CHAPTER 4 Remorse, Retribution, and Restoration In 1988, the U.S. Congress issued an apology and authorized a $20,000 payment to each American citizen of Japanese ancestry who had been interned in detention camps during World War II. Momentous as this gesture was for those who had been in the camps, it was an extraordinary moment in the country’s history as it was the most direct apology ever issued by the federal government to a domestic minority group and the first time ever an apology from the U.S. government would come with a payment of reparation. President Reagan himself expressed the apology when signing the bill authorizing payments to the 60,000 living Japanese American citizens who had been detained during the war. Said the president at the signing ceremony, “What is most important in this bill has less to do with property than with honor. For here we admit wrong” (quoted in Nelson 1988). The internment apology may have been part of a grander trend. By some measures, we have become a more remorseful society, both inside and outside of Washington. Aaron Lazare (2004) traces an increase in apologies in professional circles—physicians apologizing to patients for mistakes, for instance—as well as in popular culture: more books, advice columns, and television shows related to apologies. Journalists have noticed an increase in apologies by public figures, identifying “an orgy of apologies spreading across the world” (O’Connor 2004, p. L1; see also Fallow 2005). Looking systematically at news coverage over time bolsters this impression . Starting in 1980, Figure 4.1 tracks the number of New York Times articles that mention “apology” or “apologize” in the headline or lead paragraph. The trend line starts to climb following the congressional apology to Japanese American internees and reaches a new sustained level, almost twice the previous level, in the 1990s and 2000s. The pattern is not just a function of a larger 70 Chapter 4 450 400 350 300 250 200 150 100 50 0 1 9 8 0 1 9 8 1 1 9 8 2 1 9 8 3 1 9 8 4 1 9 8 5 1 9 8 6 1 9 8 7 1 9 8 8 1 9 8 9 1 9 9 0 1 9 9 1 1 9 9 2 1 9 9 3 1 9 9 4 1 9 9 5 1 9 9 6 1 9 9 7 1 9 9 8 1 9 9 9 2 0 0 0 2 0 0 1 2 0 0 2 2 0 0 3 2 0 0 4 2 0 0 5 2 0 0 6 2 0 0 7 2 0 0 8 2 0 0 9 2 0 1 0 Apology / Apologize Compromise Figure 4.1. Apologies on the Rise Figure shows the number of New York Times stories mentioning “apology” or “apologize” versus “compromise” in the headline or lead paragraph, by year. Results based on Lexis Nexis searches. denominator (more stories in the Times) or a general softening of society. As Figure 4.1 shows, the trend for “compromise,” which functions as either a noun or a verb, is quite clearly in the opposite direction. There appears to be something more genuinely apologetic in our societal discourse in recent decades. In some respects, the cascade of apologies seems to be reflected in thinking about the exploitation of blacks. Acting independently, religious denominations such as the Southern Baptists, the Moravians, and the Episcopalians have offered formal apologies and ceremonies of remorse for their past discriminatory policies and the participation of their leadership in supporting slavery and Jim Crow laws, as has the Archdiocese of New Orleans. Professional organizations like the American Medical Association and the American Dental Association and universities such as University of Virginia and Emory University have also passed resolutions of apology through their membership, faculty, or trustees. Remorse, Retribution, and Restoration 71 Governments, too, have participated in this trend. For instance, there has been a spate of enthusiasm for state-level disclosure laws. State legislatures in California, Illinois, and Iowa, and city governments in Chicago, Los Angeles, Detroit, and Philadelphia required firms to investigate and reveal their past role in slavery in order to do business with the government. Particularly vulnerable were banks that financed the purchase of slaves or took slaves as collateral, and insurance companies that issued property insurance for slaves, paid claims for escapees, or offered rewards to bounty hunters to bring back escapees...

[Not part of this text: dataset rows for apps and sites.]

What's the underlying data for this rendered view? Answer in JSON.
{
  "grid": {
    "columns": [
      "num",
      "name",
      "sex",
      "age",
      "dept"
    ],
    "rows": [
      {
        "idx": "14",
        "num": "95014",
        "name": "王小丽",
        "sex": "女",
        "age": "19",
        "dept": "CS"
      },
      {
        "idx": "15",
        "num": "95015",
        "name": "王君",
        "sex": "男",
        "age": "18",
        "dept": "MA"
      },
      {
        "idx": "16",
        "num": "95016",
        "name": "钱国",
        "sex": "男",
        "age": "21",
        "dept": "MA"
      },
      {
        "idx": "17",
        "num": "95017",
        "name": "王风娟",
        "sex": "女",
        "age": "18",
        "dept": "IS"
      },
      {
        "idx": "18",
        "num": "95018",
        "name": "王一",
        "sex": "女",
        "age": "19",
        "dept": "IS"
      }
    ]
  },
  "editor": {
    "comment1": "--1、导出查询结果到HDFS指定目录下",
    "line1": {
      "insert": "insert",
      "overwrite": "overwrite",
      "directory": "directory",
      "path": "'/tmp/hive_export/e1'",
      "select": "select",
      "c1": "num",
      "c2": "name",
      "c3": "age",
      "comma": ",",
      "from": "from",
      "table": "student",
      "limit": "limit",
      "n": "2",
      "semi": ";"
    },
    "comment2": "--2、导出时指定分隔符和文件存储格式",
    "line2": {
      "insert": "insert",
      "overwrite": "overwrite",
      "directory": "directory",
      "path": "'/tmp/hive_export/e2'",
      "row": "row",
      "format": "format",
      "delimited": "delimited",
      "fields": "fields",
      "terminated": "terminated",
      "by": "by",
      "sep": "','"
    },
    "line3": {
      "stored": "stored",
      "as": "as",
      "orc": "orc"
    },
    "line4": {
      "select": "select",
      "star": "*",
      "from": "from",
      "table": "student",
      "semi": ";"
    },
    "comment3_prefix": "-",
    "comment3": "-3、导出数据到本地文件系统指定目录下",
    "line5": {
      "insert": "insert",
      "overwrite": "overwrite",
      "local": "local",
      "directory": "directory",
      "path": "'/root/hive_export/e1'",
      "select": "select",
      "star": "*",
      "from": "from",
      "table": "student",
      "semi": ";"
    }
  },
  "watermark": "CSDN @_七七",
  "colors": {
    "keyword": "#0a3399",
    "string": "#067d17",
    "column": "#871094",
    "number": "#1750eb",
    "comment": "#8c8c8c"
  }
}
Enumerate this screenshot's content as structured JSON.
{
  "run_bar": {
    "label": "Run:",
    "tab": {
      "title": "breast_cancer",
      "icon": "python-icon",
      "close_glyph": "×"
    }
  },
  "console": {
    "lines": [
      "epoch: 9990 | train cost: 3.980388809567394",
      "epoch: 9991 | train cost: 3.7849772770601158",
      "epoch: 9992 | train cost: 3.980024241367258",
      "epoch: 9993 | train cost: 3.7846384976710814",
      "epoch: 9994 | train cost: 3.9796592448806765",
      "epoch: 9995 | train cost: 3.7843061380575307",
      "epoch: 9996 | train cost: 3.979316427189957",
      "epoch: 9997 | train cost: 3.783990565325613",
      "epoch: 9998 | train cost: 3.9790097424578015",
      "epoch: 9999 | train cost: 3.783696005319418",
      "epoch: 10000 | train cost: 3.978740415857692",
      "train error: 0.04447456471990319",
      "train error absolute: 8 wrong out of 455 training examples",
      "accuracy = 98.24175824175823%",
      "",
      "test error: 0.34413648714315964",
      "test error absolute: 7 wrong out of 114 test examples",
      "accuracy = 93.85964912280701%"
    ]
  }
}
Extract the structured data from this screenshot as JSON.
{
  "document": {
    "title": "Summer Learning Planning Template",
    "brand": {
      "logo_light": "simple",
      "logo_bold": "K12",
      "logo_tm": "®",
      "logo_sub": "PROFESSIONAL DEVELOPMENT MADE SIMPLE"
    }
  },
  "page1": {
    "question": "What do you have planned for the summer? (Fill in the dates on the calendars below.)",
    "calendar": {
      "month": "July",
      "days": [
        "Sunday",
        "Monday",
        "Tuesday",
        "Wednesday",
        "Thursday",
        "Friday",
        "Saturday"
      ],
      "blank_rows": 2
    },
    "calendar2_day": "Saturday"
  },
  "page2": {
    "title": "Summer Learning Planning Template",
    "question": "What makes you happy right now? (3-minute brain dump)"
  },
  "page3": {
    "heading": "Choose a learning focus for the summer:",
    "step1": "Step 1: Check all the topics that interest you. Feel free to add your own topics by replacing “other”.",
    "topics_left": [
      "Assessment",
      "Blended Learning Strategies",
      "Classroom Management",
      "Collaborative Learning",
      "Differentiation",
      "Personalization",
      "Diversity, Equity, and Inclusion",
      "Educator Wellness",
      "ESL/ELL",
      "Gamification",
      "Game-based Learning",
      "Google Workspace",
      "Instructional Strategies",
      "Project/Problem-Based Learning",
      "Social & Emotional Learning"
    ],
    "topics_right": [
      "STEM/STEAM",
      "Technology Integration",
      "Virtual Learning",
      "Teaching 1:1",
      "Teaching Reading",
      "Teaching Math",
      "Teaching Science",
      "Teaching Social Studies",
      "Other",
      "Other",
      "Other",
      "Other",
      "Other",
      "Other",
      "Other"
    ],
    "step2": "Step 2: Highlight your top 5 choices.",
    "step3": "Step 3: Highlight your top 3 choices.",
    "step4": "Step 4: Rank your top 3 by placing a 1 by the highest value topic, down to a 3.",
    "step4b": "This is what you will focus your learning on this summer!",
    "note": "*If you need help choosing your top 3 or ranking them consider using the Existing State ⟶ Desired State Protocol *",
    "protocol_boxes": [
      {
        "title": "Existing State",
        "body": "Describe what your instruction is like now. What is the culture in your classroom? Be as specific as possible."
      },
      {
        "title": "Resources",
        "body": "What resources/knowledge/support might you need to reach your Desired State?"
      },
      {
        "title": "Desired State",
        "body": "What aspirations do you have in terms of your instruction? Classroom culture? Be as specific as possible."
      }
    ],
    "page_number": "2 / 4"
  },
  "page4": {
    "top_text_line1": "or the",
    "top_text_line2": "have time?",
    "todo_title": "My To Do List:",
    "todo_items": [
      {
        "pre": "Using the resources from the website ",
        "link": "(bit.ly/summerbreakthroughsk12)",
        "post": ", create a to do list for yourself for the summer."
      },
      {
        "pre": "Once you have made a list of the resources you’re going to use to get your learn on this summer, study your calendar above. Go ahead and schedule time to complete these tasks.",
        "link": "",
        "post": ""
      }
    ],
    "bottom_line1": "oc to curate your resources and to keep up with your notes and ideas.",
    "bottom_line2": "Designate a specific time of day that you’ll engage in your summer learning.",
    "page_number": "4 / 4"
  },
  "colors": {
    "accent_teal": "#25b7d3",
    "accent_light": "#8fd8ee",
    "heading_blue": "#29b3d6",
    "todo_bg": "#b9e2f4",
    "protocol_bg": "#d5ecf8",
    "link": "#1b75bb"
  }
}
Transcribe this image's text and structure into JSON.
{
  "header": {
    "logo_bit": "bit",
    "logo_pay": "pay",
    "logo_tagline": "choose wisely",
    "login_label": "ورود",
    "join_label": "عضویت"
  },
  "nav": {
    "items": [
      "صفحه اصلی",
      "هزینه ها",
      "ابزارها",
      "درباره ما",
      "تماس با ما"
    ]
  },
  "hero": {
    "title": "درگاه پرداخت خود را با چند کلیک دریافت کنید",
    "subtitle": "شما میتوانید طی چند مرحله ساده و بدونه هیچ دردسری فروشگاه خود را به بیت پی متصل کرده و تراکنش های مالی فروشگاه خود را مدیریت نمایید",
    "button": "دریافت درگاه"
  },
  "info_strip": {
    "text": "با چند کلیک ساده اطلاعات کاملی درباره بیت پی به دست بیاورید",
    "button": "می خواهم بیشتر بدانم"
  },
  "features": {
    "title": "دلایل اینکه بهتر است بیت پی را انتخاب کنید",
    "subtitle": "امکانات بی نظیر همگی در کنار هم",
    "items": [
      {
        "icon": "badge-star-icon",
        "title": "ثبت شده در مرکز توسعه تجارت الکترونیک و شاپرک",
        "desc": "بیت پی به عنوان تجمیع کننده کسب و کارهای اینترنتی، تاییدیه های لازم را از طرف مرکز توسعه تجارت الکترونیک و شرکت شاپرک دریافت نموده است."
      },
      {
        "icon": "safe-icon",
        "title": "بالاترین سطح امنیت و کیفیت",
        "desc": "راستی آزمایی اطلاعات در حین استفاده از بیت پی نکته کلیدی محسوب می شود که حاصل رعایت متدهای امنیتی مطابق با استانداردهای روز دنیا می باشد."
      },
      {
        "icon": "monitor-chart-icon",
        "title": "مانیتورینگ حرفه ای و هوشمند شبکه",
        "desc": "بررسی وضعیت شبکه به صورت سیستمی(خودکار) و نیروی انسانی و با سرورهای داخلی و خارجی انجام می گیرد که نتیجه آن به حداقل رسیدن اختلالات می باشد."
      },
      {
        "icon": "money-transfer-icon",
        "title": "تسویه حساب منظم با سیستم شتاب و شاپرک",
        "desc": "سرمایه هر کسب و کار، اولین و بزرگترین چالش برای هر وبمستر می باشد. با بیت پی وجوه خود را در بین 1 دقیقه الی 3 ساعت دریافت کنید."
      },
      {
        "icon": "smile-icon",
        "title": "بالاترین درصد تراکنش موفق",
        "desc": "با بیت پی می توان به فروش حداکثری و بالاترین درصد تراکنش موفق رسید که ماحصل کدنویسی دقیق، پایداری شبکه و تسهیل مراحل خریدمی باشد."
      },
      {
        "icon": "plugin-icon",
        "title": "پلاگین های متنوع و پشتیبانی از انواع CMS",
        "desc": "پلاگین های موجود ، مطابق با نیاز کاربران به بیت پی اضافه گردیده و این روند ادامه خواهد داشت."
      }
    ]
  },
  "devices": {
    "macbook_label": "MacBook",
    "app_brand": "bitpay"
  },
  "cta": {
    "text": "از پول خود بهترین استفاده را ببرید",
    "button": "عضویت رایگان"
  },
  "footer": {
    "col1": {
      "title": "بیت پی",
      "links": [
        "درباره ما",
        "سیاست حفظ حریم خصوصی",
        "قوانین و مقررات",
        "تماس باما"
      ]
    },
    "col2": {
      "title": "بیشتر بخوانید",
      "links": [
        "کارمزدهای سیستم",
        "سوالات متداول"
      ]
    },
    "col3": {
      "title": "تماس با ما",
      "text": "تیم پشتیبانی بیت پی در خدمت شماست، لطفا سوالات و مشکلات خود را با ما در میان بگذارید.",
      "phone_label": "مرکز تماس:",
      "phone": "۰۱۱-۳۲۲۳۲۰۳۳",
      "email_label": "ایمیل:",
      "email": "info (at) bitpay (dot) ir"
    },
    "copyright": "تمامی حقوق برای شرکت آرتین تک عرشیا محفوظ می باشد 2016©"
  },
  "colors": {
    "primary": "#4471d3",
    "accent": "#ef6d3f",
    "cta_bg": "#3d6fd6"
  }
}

pdf

Subject Headings

  • African-Americans -- Political activity -- 21st century.
  • African-Americans -- Politics and government -- 21st century.
  • Race -- Political aspects -- United States -- 21st century.
  • Group identity -- Political aspects -- United States -- 21st century.
  • Political participation -- United States -- Psychological aspects..
  • United States -- Race relations -- Political aspects.
  • You have access to this content
  • Free sample
  • Open Access
  • Restricted Access